Mini Xiangqi (Chinese Chess on a smaller board)
The rules of Mini Xiangqi are similar to Xiangqi but with fewer pieces and played on a 7 x 7 board. The game was invented in 1973 by Shigenobu Kusumoto of Osaka, Japan. Players take it in turns moving pieces on the board to checkmate the enemy king.
There is a palace on each side (a 3 x 3 grid) confining the king. None of the pieces can promote, the starting pawns are instead the same as a promoted Xiangqi pawn, (as though it had already crossed the river).
The King (also known as the general), can only move within its palace and one step orthogonally (up/down, left/right) not diagonally.
Additionally, the kings are not allowed to face each other with no piece in between. This is useful to setup checkmates in the endgame.
The horse can move like a chess Knight except that it must move one square orthogonally first, before then moving diagonally forward in the same direction. This means that the Horse can be blocked if there are pieces adjacent to it.
The cannon moves the same as a chariot except it captures but jumping over exactly one piece, friend or foe.
The chariot moves the same as a chess rook, any number of squares orthogonally. This is the most valuable piece in the game.
The pawn (also known as soldier) moves and captures one square forward or sideways.
- A stale mate is considered a loss for the player that cannot move.
- Perpetual checks are a loss for the player giving a check after three repetitions.
- The chasing rules are not yet implemented in the engine used (Fairy-Stockfish), once this is supported (github issue) we will incorporate this rule(s) for Mini Xiangqi.
There are several notations used for Mini Xiangqi, we currently use WXF notation on this site, which consists of 4 characters:

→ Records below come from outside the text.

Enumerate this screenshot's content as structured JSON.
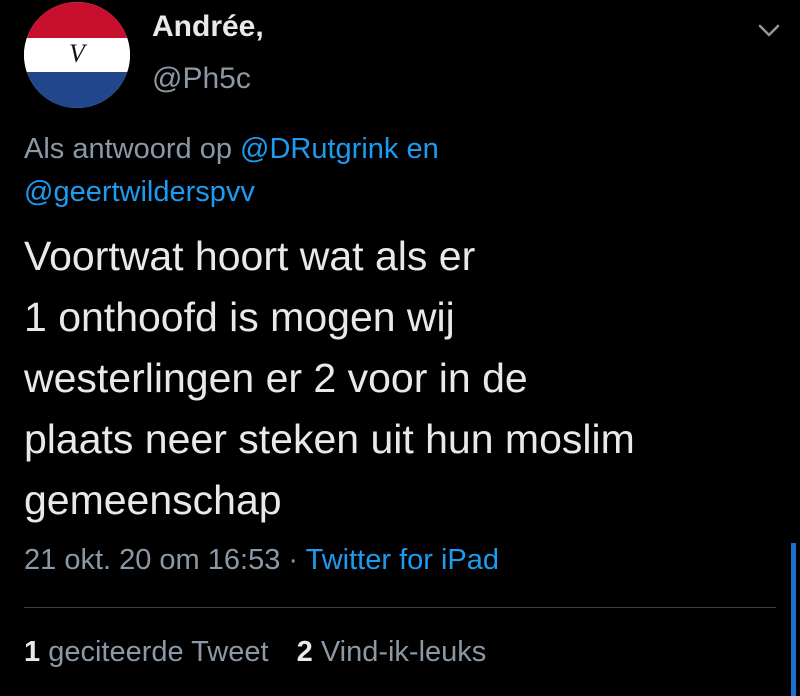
{
  "author": {
    "display_name": "Andrée,",
    "handle": "@Ph5c",
    "avatar_icon": "dutch-flag-voc-avatar",
    "avatar_mark": "V"
  },
  "reply": {
    "prefix": "Als antwoord op",
    "mention1": "@DRutgrink",
    "joiner": "en",
    "mention2": "@geertwilderspvv"
  },
  "tweet": {
    "lines": [
      "Voortwat hoort wat als er",
      "1 onthoofd is mogen wij",
      "westerlingen er 2 voor in de",
      "plaats neer steken uit hun moslim",
      "gemeenschap"
    ]
  },
  "meta": {
    "timestamp": "21 okt. 20 om 16:53",
    "separator": "·",
    "source": "Twitter for iPad"
  },
  "stats": {
    "quote_count": "1",
    "quote_label": "geciteerde Tweet",
    "like_count": "2",
    "like_label": "Vind-ik-leuks"
  },
  "colors": {
    "background": "#000000",
    "primary_text": "#e7e9ea",
    "secondary_text": "#8b98a5",
    "link": "#1d9bf0",
    "divider": "#38444d",
    "flag_red": "#c8102e",
    "flag_blue": "#21468b"
  }
}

[single-letter piece abbrev.][former file][operator, including movement direction][new file, or in the case of purely vertical movement, number of ranks]
Files are numbered 1 to 9, from right to left from each player’s viewpoint. Therefore, your rook in file 1 faces the opponent’s rook in file 9.
Pieces moving forward are given “+” whereas moving backwards gives “-“, movement is relative to the active player. If a piece moves diagonally their new file destination is given rather than number of ranks increased or decreased. Moving sideways gives “=” followed by the file destination.
In order to avoid any ambiguity, if two of the same pieces are in the same file then “+” or “-“specifies if it’s the more advanced piece or less advanced respectively.